## 崱廡偺僯儏乕僗乮Jun丂 11乯

*2000擭6寧11擔庴晅

#### 俀丏徻嵶

http://near.jhuapl.edu/news/sci_updates/000505.html
2000擭5寧5擔乮 May 5, 2000 乯

As of the first week in May, NEAR Shoemaker has reached its prime mission orbit at about 50 km from the center of Eros. In this orbit, NEAR Shoemaker is close enough to the asteroid to measure composition, search for a magnetic field, and study internal structure. The spacecraft is also close enough now for the orbit to be affected strongly by the irregularity of the Eros gravity field. It is by studying the orbit that we will learn about the mass distribution within Eros. In some ways the orbit of NEAR Shoemaker is not very different from what is familiar, but in other ways it is quite strange.

The small size of Eros, and its correspondingly weak gravity compared to that of Earth (for example), mean that the spacecraft orbital velocity is much lower than we are accustomed to. In the 50 km orbit, the orbital velocity is about 3 m/s [7 mph] whereas in low Earth orbit the circular velocity is about 7700 m/s [18000 mph]. However, this is not a fair comparison, because the low Earth orbit is just skimming the surface of the almost spherical Earth, whereas the 50 km orbit around Eros is far above the elongated asteroid surface. If we found the radius of a sphere with the same volume as Eros, the radius of that sphere would be 8.5 km. That is, if Eros were fluid or a strengthless gravel pile, and it were not spinning, it would collapse into a sphere of radius 8.5 km because of its own gravity. Incidentally, we can infer from the shape of Eros that it must have some strength, but the required strength is very low even compared to that of ordinary soils on Earth, let alone rocks - more on that another time. Returning to our orbit around Eros, we should ask how fast would the orbital speed be for a circular orbit just skimming the surface of our (hypothetical) 8.5 km radius asteroid: the orbital speed would now be 7 m/s.

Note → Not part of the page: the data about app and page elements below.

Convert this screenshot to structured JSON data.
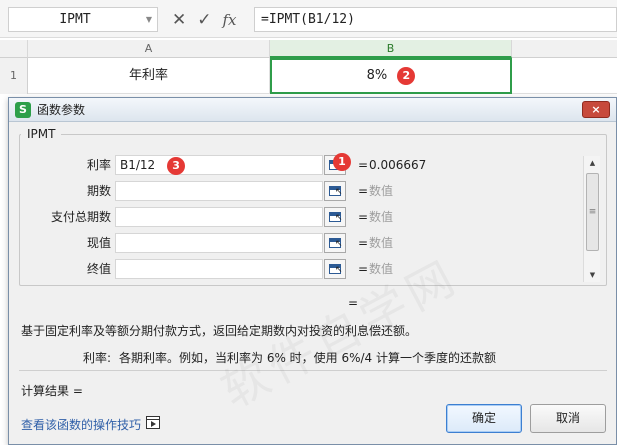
{
  "formula_bar": {
    "name_box": "IPMT",
    "cancel_icon": "close-x-icon",
    "confirm_icon": "check-icon",
    "fx_label": "fx",
    "formula": "=IPMT(B1/12)"
  },
  "sheet": {
    "columns": [
      "A",
      "B"
    ],
    "selected_column": "B",
    "row_number": "1",
    "cells": {
      "A1": "年利率",
      "B1": "8%"
    },
    "badge_b1": "2"
  },
  "dialog": {
    "title": "函数参数",
    "app_icon_letter": "S",
    "close_label": "×",
    "function_name": "IPMT",
    "params": [
      {
        "label": "利率",
        "input": "B1/12",
        "badge": "3",
        "ref_badge": "1",
        "eq": "=",
        "value": "0.006667"
      },
      {
        "label": "期数",
        "input": "",
        "eq": "=",
        "value": "数值"
      },
      {
        "label": "支付总期数",
        "input": "",
        "eq": "=",
        "value": "数值"
      },
      {
        "label": "现值",
        "input": "",
        "eq": "=",
        "value": "数值"
      },
      {
        "label": "终值",
        "input": "",
        "eq": "=",
        "value": "数值"
      }
    ],
    "result_eq": "=",
    "description": "基于固定利率及等额分期付款方式，返回给定期数内对投资的利息偿还额。",
    "param_desc_name": "利率:",
    "param_desc_text": "各期利率。例如，当利率为 6% 时，使用 6%/4 计算一个季度的还款额",
    "calc_result": "计算结果 =",
    "tips_link": "查看该函数的操作技巧",
    "ok_label": "确定",
    "cancel_label": "取消"
  },
  "watermark": "软件自学网",
  "colors": {
    "accent_green": "#2f9d4a",
    "badge_red": "#e53935",
    "link_blue": "#2f5fa8",
    "close_red": "#c74a3c"
  }
}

Why did we insist on comparing the orbital speeds this way? Because if we now compare the orbital periods of the low Earth orbit and the 8.5 km orbit around the hypothetical asteroid, we find they are no longer very different - the orbital period is 89 minutes around Earth and 120 minutes around the asteroid. It turns out that if the mean densities of the Earth and the hypothetical asteroid were the same, then the periods of the Earth orbit and the asteroid orbit would be equal. The period of an orbit skimming the surface of a spherical mass is inversely proportional to the square root of the mean density. Actually, the mean density of Eros is about the same as that of Earth's crust, which is only about half the overall mean density of Earth, because Earth's iron-rich core is somewhat denser than its crust. Earth's higher density than Eros means that the period of a surface-skimming orbit is smaller, but not by very much, because the square-root-of-density is never very different when comparing any ordinary materials, whether rocky or icy . At most this square-root-of-density factor differs by something like a factor of two, whereas the size, for example, differs by many orders of magnitude between Earth and asteroids. Hence for any asteroid, the orbital period of a low, surface-skimming circular orbit will always be about the same, regardless of the size of the asteroid. That means the speed in such an orbit is directly proportional to the radius of the asteroid - a spacecraft would orbit at about twice the speed around an asteroid of twice the radius, so as to complete an orbit in about the same time.

What about orbits that are not surface-skimming? We must now scale the orbital radius in terms of the body radius to make a fair comparison. That is, we compare the orbital period at a distance measured in Earth radii from the center, with the orbital period at the same number of asteroid radii, and we find that the orbital periods are the same (except for the inverse dependence on square root of mean density). The orbital period at six Earth radii, or 38000 km from the center of Earth, is about 22 hours, not very different from the 30 hour period at six asteroid radii, or 6 x 8.5 = 51 km from the center of Eros. This is remarkable considering the great disparities in size, mass, and strength of gravity between Earth and an asteroid.

Hence, this aspect of orbiting an asteroid is not terribly different from orbiting a planet like Earth, but that is because we have considered so far only the effect of small size. We have not yet discussed effects of the irregular shape. We know from Kepler's laws that orbits around a spherical body are conic sections, or in our case ellipses (with circles included as a special type of ellipse). However, as soon as we introduce a nonspherical gravity field, such as formed by a mass with a quadrupole moment, the orbits are no longer conic sections. In fact, they are no longer closed curves of any kind at all, but trace out a fantastic three-dimensional filigree, without ever returning to where they started and without even remaining in any fixed plane. We say that such orbits precess. At present, NEAR Shoemaker is trying to stay in an orbit that is close to circular at 50 km radius, but because of Eros's irregular shape, the distance from the center actually varies from 48 to 52 km - an incredibly bumpy ride. NEAR Shoemaker is navigating the most irregular, non-spherical gravity field that any spacecraft has ever experienced.